According to the plan, administrators were looking to streamline the application process and payments, but there was no mention of what would happen if a landlord refused to participate.
Still, with these changes, and others, DCF wrote they were hopeful to expend all $871 million in the first round of Emergency Rental Assistance funding by the end of January.
“There is still demand in Orange County,” said Dianne Arnold, Citizen Resource and Outreach Division manager for Orange County.
As part of her job, Arnold leads the county’s distribution of its $33.4 million in Emergency Rental Assistance funds.
In fact, when Orange County also did not spend at least 65% of their funding by Oct. 30, Arnold signed off on the county’s improvement plan sent to the feds.
She said Orange County is in the process of streamlining its own application process to make it easier for tenants. Arnold said the county is also taking a bold approach when it comes to renters facing possible eviction.
She said workers are reviewing eviction cases filed at the Orange County Courthouse each day, and they are reaching out to the tenant and the landlord to offer services.

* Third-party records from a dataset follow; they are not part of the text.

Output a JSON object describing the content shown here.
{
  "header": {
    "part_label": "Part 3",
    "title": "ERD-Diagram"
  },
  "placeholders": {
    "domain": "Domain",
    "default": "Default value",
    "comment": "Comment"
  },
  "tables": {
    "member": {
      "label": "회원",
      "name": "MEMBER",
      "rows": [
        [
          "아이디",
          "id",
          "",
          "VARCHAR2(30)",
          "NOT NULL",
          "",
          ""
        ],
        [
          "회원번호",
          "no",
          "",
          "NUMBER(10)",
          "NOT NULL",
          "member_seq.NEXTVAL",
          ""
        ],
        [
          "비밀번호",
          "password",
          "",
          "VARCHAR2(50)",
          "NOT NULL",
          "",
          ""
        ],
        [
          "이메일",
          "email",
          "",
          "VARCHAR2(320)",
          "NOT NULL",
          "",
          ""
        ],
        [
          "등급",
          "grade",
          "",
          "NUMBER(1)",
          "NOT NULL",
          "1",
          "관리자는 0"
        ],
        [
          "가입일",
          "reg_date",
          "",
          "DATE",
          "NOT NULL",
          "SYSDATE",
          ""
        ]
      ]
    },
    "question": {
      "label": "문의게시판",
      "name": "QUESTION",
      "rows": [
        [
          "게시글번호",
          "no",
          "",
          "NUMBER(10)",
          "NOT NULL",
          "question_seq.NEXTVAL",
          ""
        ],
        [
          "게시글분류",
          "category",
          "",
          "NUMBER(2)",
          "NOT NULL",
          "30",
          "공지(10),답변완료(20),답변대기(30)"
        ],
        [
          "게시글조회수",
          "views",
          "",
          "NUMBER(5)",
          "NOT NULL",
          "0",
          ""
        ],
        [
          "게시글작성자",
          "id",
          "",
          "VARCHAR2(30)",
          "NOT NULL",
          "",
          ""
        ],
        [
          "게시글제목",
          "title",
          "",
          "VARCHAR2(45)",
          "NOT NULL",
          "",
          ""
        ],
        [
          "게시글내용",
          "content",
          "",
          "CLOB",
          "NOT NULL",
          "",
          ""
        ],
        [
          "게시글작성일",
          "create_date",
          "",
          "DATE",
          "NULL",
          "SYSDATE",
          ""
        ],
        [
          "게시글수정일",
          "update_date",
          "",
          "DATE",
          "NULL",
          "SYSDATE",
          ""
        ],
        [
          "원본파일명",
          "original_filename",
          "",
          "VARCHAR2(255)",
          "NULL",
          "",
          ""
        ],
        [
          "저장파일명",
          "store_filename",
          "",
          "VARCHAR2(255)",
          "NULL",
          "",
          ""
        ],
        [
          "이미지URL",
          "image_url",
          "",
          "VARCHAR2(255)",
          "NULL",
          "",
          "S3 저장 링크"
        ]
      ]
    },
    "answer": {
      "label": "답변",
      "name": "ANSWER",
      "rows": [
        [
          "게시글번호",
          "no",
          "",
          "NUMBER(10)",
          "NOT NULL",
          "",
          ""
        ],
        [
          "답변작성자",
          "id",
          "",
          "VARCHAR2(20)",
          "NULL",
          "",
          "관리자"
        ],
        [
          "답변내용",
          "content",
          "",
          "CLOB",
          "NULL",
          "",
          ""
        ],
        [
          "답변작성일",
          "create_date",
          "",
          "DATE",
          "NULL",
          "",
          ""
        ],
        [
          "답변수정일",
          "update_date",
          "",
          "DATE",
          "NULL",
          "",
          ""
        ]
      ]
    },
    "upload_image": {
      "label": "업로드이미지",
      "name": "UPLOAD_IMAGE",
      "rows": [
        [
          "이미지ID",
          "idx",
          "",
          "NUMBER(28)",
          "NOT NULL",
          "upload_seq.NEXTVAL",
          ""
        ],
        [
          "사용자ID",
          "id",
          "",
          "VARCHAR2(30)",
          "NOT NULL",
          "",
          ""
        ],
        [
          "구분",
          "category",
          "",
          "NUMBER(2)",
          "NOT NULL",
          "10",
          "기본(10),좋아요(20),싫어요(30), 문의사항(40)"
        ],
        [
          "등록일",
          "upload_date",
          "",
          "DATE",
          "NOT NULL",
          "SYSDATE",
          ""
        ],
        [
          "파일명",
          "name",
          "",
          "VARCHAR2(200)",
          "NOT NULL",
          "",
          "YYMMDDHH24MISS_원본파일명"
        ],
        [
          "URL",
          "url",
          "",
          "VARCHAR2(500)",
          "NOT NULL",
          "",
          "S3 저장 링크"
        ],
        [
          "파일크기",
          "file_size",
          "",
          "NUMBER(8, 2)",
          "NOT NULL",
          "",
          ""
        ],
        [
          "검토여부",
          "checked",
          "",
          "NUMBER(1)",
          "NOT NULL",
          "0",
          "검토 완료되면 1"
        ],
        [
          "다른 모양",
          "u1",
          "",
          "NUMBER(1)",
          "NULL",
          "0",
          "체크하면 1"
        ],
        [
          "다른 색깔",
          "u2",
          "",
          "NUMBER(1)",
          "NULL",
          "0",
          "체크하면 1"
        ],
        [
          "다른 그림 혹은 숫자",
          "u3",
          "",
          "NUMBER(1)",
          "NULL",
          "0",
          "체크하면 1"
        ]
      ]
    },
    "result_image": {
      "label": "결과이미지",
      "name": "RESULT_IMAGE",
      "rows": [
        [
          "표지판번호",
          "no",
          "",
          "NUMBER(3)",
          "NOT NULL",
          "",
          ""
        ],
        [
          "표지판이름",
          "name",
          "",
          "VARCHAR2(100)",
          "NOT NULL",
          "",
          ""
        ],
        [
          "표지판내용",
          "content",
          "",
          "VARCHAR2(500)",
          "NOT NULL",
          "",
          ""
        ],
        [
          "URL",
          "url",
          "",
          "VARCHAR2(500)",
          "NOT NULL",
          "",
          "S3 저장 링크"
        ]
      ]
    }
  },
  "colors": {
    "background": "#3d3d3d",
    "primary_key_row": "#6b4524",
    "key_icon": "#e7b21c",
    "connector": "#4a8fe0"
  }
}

“We reach out to both of them to make sure they’re aware of the program and to see if they will work with us,” she said. “If somebody already had an eviction filed, and the landlord says they will work with us, then we expedite those applications, because we’re trying to make sure we can prevent as many evictions as possible.”
According to the Orange County Sheriff’s Office, deputies executed 334 evictions in November, slightly down from October.

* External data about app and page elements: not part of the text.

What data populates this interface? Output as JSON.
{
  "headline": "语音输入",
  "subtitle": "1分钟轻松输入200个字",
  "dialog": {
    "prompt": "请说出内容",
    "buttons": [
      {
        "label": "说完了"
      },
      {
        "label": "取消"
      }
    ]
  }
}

According to Orange County’s improvement plan, Arnold said the county was exploring how to provide funding to tenants when the landlord refused to participate in the program, but she told News 6 rolling out the program is not as easy as it appears.
“When the money is being issued to the tenants, a lot of times that money is not getting to the landlord or deposited. Then, they’re going to another program asking for assistance,” she said. “So, we are trying to look at the best way to make sure we could provide it, but at the same time, be able to verify that the money’s going where it’s supposed to go.”
She said the county is also in the process of issuing Letters of Intent to some landlords to inform them that rent is guaranteed for at least three months for some prospective tenants.
Currently, Arnold estimated Orange County had disbursed 50% of the first round of Emergency Rental Assistance funding, but she was quick to point out that Orange County had been issuing checks of its own before the federal program kicked in.
She said the county expended approximately $12 million as part of its Eviction Diversion Program during the height of the pandemic.